An article on a recent panel discussion at the BPL: Google Books causes concern among librarians, authors (pdf)
Google’s growing digital book project is making some in the publishing world nervous - a fact the search giant is trying to change. Google Books, which includes the largest team of engineers working out of Google’s Cambridge office, has been a force ever since it started an aggressive book scanning project with some of the world’s largest libraries in 2004. But now that Google has become a publishing powerhouse - with more than 10 million books scanned so far, of which 1.5 million are currently available online free of charge - it has made some librarians and authors uneasy.
“Google is creating a mega bookstore the likes of which we have never seen,’’ said the panel organizer Maura Marx, executive director of Open Knowledge Commons, a Boston nonprofit organization. “People are very uncomfortable with the idea that one corporation has so much power over such a large collection of knowledge.’’
A growing concern, which was raised during the library panel, is that Google will end up with monopolistic control of access to millions of scanned digital books.
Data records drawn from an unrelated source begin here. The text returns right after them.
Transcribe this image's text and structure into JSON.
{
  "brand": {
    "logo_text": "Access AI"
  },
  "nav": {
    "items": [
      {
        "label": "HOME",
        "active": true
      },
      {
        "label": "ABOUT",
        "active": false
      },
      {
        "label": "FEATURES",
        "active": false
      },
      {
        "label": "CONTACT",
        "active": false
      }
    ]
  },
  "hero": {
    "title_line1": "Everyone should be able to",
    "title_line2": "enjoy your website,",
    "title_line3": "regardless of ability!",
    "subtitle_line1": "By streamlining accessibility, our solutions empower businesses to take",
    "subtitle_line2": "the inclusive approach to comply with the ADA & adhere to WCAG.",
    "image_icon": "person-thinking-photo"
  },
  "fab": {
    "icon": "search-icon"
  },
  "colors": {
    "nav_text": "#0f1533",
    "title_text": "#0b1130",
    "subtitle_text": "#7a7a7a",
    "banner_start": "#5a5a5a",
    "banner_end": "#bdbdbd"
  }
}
This concern was heightened when Google negotiated a settlement with the Authors Guild and the Association of American Publishers, groups that represent authors and publishers, after they sued Google to stop the search company from digitizing books.